Emerald

oval cut emeraldThe Emerald is a member of the Beryls family. The green color of an emerald comes from the presence of chromium in the gem.

In ancient cultures, jade was categorized as the ‘dream stone’ that opens the doors of spiritual knowledge and helps in establishing a connection between the soul and mind through dream clarity.

A charm of friendship, an amulet of protection and a talisman of peaceful death, jade is the ultimate powerful stone that can balance several areas of life.

Sources of Emeralds

The first emeralds were believed to be mined from Cleopatras mines in ancient Egypt, some two thousand years BC. These mines provided the bulk of the world’s emeralds until 1750 when the mines were mined out.

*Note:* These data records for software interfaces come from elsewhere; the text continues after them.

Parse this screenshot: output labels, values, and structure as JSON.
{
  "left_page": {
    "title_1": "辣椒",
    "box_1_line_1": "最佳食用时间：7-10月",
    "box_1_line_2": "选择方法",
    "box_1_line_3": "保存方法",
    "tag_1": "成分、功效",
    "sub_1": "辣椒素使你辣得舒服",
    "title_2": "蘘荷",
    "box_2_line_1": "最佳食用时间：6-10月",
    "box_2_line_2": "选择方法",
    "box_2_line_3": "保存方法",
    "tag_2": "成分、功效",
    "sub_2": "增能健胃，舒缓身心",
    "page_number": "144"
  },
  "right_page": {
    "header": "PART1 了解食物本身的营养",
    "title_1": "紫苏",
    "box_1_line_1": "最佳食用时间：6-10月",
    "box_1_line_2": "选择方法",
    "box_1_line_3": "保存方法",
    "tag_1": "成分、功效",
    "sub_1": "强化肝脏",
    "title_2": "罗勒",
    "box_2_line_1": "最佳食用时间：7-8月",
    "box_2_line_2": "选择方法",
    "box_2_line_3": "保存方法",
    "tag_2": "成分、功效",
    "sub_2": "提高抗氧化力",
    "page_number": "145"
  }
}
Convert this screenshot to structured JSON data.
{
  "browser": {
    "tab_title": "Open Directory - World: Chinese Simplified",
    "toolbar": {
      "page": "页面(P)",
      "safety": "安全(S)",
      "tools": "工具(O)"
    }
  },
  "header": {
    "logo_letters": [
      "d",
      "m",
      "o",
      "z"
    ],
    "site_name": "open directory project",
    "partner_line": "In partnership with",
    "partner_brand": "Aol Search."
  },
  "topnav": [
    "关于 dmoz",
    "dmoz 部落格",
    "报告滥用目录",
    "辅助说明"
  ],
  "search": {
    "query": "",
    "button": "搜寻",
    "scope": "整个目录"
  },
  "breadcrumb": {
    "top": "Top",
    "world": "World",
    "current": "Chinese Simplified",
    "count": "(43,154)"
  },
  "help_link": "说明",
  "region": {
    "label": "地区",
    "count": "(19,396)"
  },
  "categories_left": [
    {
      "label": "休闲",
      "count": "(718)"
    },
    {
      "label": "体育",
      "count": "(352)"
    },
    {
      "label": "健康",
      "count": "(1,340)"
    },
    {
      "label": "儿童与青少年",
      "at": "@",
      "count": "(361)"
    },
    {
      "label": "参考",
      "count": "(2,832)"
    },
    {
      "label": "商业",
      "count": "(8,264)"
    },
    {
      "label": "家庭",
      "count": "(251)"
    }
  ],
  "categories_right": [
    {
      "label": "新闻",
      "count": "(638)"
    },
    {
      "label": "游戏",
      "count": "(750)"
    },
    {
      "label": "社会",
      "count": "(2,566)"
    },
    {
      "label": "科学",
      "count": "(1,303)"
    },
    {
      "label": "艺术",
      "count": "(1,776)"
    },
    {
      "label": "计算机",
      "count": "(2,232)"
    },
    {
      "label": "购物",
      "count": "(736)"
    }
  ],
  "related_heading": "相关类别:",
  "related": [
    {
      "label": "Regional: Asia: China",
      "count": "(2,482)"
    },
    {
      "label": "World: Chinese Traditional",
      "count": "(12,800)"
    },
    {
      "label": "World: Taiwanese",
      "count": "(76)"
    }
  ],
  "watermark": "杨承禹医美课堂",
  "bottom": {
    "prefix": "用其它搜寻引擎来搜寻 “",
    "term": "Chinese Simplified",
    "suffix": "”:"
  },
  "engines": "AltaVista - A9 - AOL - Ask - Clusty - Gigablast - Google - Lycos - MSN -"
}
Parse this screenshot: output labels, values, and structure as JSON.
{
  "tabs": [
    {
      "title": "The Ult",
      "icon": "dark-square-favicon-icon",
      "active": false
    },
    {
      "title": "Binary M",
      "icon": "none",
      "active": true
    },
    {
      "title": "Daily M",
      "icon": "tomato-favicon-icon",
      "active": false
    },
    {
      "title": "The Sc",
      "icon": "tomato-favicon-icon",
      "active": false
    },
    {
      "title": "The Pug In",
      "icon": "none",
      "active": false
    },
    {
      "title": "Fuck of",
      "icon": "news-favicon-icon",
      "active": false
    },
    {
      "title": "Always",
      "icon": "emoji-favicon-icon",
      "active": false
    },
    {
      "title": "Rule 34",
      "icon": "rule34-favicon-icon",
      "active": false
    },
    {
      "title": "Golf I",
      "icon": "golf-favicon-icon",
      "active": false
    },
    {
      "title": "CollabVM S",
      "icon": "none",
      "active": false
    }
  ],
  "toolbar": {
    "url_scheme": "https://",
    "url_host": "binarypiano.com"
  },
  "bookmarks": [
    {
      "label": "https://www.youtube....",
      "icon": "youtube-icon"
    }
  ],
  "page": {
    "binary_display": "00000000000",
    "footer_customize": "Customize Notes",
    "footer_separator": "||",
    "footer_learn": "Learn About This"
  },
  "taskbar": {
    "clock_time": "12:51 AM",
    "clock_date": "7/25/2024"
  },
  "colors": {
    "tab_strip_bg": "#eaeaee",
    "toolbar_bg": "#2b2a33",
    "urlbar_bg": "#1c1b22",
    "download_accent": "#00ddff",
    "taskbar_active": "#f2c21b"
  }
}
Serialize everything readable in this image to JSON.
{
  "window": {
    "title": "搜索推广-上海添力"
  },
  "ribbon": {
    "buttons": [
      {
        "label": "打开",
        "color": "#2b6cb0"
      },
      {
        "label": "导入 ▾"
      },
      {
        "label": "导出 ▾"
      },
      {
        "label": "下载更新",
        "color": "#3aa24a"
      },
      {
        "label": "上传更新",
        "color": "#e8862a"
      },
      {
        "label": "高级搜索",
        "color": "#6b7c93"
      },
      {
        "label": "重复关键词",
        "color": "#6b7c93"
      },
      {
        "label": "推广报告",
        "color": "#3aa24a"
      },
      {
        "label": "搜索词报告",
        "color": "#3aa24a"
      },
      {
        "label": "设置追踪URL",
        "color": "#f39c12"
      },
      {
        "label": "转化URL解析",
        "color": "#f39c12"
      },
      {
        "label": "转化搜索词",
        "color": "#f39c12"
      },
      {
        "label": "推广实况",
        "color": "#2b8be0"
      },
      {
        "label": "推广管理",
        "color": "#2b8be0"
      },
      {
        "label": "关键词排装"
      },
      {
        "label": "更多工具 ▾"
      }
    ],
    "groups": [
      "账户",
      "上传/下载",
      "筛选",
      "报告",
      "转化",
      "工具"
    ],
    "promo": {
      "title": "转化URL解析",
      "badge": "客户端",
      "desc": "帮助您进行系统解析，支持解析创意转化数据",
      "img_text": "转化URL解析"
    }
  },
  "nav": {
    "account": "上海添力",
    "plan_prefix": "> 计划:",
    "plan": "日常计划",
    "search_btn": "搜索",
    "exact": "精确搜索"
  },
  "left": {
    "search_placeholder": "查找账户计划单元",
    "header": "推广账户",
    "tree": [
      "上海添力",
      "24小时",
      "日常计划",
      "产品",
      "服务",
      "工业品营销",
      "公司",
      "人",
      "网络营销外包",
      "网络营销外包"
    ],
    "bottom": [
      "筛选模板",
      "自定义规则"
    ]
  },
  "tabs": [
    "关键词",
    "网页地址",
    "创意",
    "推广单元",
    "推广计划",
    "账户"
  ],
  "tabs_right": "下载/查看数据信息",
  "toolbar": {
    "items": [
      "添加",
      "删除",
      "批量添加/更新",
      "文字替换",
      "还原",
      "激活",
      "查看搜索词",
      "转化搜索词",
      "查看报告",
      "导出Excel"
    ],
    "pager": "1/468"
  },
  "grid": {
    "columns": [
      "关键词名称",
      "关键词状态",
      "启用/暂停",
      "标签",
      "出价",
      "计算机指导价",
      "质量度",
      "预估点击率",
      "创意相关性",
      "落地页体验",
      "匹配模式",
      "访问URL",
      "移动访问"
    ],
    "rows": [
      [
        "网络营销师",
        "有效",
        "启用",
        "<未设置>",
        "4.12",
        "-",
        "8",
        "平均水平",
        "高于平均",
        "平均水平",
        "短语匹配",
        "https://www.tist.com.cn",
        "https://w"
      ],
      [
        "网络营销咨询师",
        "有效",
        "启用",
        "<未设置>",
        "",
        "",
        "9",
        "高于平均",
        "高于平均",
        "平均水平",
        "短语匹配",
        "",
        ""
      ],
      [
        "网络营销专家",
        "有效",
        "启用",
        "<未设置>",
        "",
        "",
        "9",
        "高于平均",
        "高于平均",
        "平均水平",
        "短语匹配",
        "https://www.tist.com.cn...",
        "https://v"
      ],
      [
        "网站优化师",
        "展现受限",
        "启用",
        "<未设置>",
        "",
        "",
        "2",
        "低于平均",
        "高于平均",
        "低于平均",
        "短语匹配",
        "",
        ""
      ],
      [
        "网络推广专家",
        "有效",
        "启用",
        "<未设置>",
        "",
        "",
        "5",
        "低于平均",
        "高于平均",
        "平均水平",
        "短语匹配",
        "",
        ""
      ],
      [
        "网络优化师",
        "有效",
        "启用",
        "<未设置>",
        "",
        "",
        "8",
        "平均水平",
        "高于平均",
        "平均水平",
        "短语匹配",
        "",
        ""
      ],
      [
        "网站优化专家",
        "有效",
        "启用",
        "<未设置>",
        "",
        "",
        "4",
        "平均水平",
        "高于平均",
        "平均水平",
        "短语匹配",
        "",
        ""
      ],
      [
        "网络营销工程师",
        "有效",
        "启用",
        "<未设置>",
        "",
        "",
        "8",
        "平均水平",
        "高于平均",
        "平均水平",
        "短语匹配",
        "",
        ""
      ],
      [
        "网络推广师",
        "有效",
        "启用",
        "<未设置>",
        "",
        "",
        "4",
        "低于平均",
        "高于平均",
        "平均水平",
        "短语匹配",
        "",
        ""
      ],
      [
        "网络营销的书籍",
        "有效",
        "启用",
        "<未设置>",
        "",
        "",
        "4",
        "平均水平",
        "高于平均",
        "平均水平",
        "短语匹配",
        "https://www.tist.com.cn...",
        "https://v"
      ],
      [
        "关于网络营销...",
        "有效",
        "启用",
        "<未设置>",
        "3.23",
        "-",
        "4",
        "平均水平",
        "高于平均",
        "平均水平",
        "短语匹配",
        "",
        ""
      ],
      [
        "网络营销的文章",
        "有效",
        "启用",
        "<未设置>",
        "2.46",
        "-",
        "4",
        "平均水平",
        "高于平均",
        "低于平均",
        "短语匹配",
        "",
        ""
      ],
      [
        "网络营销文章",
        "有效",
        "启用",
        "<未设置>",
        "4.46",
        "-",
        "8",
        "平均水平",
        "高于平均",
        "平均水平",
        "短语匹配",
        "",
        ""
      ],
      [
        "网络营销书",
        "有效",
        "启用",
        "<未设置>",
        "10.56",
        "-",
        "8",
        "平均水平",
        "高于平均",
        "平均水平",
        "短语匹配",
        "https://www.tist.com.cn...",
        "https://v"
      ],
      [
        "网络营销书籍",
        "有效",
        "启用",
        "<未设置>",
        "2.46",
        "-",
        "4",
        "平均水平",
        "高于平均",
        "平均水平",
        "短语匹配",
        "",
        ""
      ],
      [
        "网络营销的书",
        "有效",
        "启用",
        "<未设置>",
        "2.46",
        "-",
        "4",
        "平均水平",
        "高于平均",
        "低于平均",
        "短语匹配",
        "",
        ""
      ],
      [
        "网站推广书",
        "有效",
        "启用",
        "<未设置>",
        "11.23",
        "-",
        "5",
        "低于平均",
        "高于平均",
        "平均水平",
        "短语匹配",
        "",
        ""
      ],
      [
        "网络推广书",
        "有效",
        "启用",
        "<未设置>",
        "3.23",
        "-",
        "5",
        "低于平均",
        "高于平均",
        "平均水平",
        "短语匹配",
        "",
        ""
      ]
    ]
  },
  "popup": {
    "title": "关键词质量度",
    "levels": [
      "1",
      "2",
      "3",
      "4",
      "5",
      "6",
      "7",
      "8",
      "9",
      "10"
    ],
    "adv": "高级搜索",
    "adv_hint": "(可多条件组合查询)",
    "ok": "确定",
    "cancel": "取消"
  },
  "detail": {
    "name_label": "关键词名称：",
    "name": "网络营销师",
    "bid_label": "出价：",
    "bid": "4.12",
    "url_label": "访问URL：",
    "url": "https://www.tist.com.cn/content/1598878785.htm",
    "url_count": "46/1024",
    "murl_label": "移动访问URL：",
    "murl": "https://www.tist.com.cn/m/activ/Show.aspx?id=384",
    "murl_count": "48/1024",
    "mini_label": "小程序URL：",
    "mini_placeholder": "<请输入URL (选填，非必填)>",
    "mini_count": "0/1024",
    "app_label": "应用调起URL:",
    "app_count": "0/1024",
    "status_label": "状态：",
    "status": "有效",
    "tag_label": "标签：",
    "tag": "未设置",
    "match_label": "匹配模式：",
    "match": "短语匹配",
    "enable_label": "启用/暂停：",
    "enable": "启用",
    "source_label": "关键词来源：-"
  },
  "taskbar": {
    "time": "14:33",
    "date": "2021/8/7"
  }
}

At this time a vast shortage of emeralds occurred in Europe, but new sources were found from the Inca civilizations in South America. Columbia still produces the highest quality emeralds in the world, but Brazil, India, Australia, South Africa, Pakistan and Zimbabwe all produce emeralds.

Emeralds are now manufactured in labs to make up for the short fall between the natural emerald and market demand.

Jade

jade necklaceThere are two separate types of Jade, jadeite and nephrite. Jadeite is made of aluminium and sodium and is generally a light apple green color. Nephrite is made of calcium, magnesium and iron and is a darker green color. Jade is generally a polished gem and not a cut gem.

The most highly prized Jadeite is an emerald green color known as imperial jade. In the current market, Mynmar is considered the only true source of gem quality Jade although other sources exist in China, Japan, Mexico, and South America.

Nephrite is occasionally used for jewelry and is commonly used in carvings by gemstone artists. They can come in black, brown, gold or green. Nephrite can be found in many areas including China, Japan, Mexico, Mynmar and the United States.

While jade is important to the oriental cultures, it is also of importance to the Aztec cultures. In both cultures, it is not uncommon to bury jade with the dead in order to bring good fortune in the after-life.